Galway Kinnell once wrote in a 1962 review of Eigner’s On My Eyes (1960) that Eigner writes with “an openness and trust between himself and the world, by which the two blur, and real objects keep dissolving towards a deeper, stranger reality”  This could be the virtual reality Grenier speaks of in his introduction to the third volume of the [Robert Grenier / Curtis Faville] collected [four volumes from Stanford University Press, 2010]:

it’s tempting to think of him as one of the very first (almost ‘interactive’, since the U.S. Mail came fairly quickly, not like letters in the 19th century) ‘Virtual Reality’ American persons – ‘all by themselves’, yet bound up intimately and actively (in their minds), in very significant ‘contact’ with other persons ‘on screen’ (PBS television and…radio…being a ‘participant’ in what he saw and heard, ‘on screen’)
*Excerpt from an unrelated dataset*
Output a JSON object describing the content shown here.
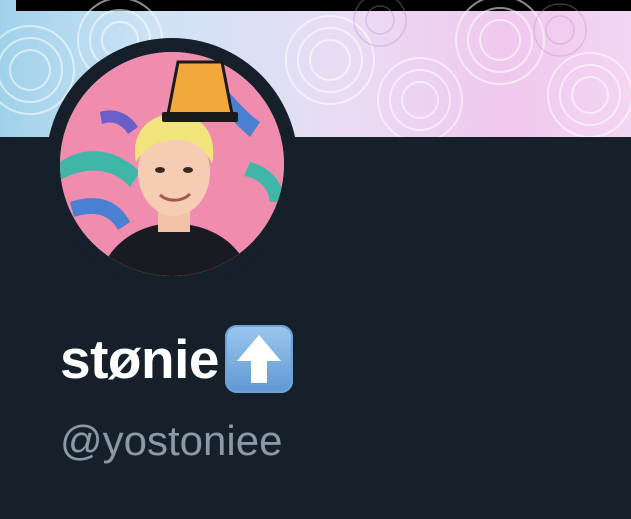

It is thus not difficult to imagine Eigner taking full advantage of today’s distribution technology both within social media and word processers. His physical organism relatively immobile, I think Eigner would have reveled in the rapidity of communication. However, as Yearous-Algozin presents with his “Air the Trees”, perhaps we need to think about digitally preserving the integrity of such works (which depend so much on their intended visual representation on the page) in order to properly engage critically with them (as Grenier and Faville are committed to in their collected). As Eigner inadvertently prophesizes in “Air the Trees”, “soon you may think / in the windows” and imprudently trust in their rerepresentation of reality.

As Vanessa Place puts it in a recent review of Yearous-Algozin’s work: “While we may profitably argue whether the exhortation to “make it new” is anything more than a hoary appellation, and maybe it is, and maybe this is the beauty of it…[Yearous-Algozin’s] approaches [do] make it now” (my emphasis). Microsoft Word is a transient interface, just another format to adjust to in the ever-upgrading updating versions (2.0, 4G, LTE etc.),  all these placeholders of improvement. The format of this piece may even be different in each user’s interaction with it, emphasizing the infrathin difference stacking on itself, growing over time, or rather “growing until it is nothing”, as Eigner wrote. Spell/grammar check may change in coming years, or even months; maybe green underlining will become blue or pink: a changing regularity forcing format nonconformity. It is true that the forms we interact with interact back at us. We may be the better for it, or it may be a false intimation of progress (“they’ve thought enough kinds of windows”), an inflationary ergonomic streamlining “growing until it is nothing”. As Eigner cautions: “horizon is nothing”.

Read it on Gauss PDF

Dane Mainella is poet, actor, and filmmaker living in Philadelphia. He is a senior at University of Pennsylvania studying English and Mechanical Sciences and will be graduating in May 2014. His first book, Desire (2012) is a transcription of every desire experienced over the course of a day. He is currently in post-production of a film he wrote, directed, and starred in called Driving Not Knowing, expected to be released mid-2014, and working on an upcoming web-based collective, d^a^t^a press, which will publish digital works of poetry and poetics.

Leave a Reply

Fill in your details below or click an icon to log in:

WordPress.com Logo

You are commenting using your WordPress.com account. Log Out /  Change )

Google photo

You are commenting using your Google account. Log Out /  Change )

Twitter picture

You are commenting using your Twitter account. Log Out /  Change )

Facebook photo

You are commenting using your Facebook account. Log Out /  Change )

Connecting to %s